Album Review: Larkin Poe - Blood Harmony (2022)

By Paul Rigg

The Girls Are Back in Town!  

The Lovell girls, 
Rebecca and Megan,  are back in town with Blood Harmony (November 11, 2022; Tricki-Woo Records) and, as the song goes, if they want to fight you’d better let ‘em! 

As always, the Nashville-based duo have strapped on their Dr Marten boots before summoning up a storm of songs. Many years have now passed since they unexpectedly first raised Elvis Costello’s eyebrows with their voices while accompanying him live on stage, but they continue to show the depth and all-round talent that got them there.

This time the Lovell sisters, better known as Larkin Poe,  have teamed up with Tyler Bryant (Rebecca’s husband) of Tyler Bryant & the Shakedown to produce Blood Harmony, enlisting on the way drummer Kevin McGowan and bassist Tarka Layman. 


One aspect of the feel they have been looking for in their latest offering is highlighted by the cover art, which features a classic seventies-style vinyl album cover that looks like it could tell a hundred stories on its own. This is reinforced by their video for Strike Gold, which is all glitter balls, orange tones and tassel jackets that
evoke HendrixDaltrey - and an entire lifestyle. Other musical threads that are deeply interwoven on this album are heavy rock, country, pop, and swampy southern blues. 
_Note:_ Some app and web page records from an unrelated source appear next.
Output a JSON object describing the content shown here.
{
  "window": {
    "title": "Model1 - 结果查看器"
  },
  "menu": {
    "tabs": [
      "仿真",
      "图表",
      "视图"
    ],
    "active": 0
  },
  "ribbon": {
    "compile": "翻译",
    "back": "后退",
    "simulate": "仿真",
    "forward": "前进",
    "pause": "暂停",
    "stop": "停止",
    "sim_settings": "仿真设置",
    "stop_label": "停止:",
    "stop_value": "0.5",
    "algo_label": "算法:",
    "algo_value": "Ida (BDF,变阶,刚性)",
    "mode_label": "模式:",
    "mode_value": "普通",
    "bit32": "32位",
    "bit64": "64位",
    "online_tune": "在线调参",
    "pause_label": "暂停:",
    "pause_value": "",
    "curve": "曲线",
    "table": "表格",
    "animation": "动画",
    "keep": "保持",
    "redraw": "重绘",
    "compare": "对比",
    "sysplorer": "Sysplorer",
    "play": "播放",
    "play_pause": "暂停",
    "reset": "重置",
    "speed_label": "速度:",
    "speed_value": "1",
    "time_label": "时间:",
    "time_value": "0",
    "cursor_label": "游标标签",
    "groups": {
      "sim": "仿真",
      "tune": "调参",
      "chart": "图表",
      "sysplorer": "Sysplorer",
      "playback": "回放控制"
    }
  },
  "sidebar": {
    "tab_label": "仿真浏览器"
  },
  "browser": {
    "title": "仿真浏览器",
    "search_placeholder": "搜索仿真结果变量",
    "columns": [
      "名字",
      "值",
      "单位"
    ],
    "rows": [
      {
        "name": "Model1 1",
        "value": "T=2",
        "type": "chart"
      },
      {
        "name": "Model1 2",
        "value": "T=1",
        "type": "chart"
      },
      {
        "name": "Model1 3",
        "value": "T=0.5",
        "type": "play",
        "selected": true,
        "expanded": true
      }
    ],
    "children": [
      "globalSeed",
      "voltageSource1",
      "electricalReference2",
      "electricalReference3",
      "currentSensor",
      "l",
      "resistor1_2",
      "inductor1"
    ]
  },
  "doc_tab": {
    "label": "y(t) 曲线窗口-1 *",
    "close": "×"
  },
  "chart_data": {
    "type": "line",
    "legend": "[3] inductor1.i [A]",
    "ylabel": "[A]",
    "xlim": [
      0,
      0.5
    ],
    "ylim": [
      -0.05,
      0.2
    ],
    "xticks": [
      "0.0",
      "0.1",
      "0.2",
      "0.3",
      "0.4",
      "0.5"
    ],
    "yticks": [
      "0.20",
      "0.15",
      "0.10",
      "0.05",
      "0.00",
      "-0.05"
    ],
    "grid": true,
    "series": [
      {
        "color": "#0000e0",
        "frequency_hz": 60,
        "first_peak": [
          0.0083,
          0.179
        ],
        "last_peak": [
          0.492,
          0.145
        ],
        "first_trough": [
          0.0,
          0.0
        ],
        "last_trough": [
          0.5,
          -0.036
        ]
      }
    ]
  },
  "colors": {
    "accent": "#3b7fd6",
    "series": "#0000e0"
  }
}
This is the eclectic vibe that gives the music its flavour on songs like the opener Deep Stays Down, where we immediately find “a bullet in the gun” and a river that runs deep “and the deep stays down”. Bad Spell continuous the ominous start by evoking rattling window panes, a black cat creeping on the front porch and ‘the line going click’, as Rebecca spits “you cast a bad spell over me”. On the video to promote the song the lead guitarist can be seen playing a Fender American Elite Stratocaster HSS Shawbucker.

Georgia Off My Mind
 is too sentimental and commercial sounding for my taste, but Larkin Poe return to their roots once more on the following Strike Gold and Southern Comfort.    


The album’s title track Blood Harmony soon follows with Rebecca evoking her family heritage and particularly her mother as the source of her soulful vocals. “More than flesh, more than bone, when you sing I don’t sing alone,” she chants. Summertime Sunset also showcases the sound that make Larkin Poe such a great live act, but sandwiched between these two is the unmissable and heartwrenching gem Might As Well Be Me. Rebecca has said she composes a lot of her songs “late night, over the kitchen table”; if so, one can imagine a couple of empty bottles of Southern Comfort at her side when she penned this one. Megan shines once more on this cut with a pedal steel solo that adds pathos to a song that will likely leave you with your head in your hands. 

Album closer Lips As Cold As Diamond provides a reflective take on death with Rebecca singing about meeting her maker and the need to “dig a hole, dig a hole.” Like Mad as a Hatter it is something of an outlier in Larkin Poe’s catalogue, but again serves to highlight their depth as a band. A depth that, at the moment, seems without limits.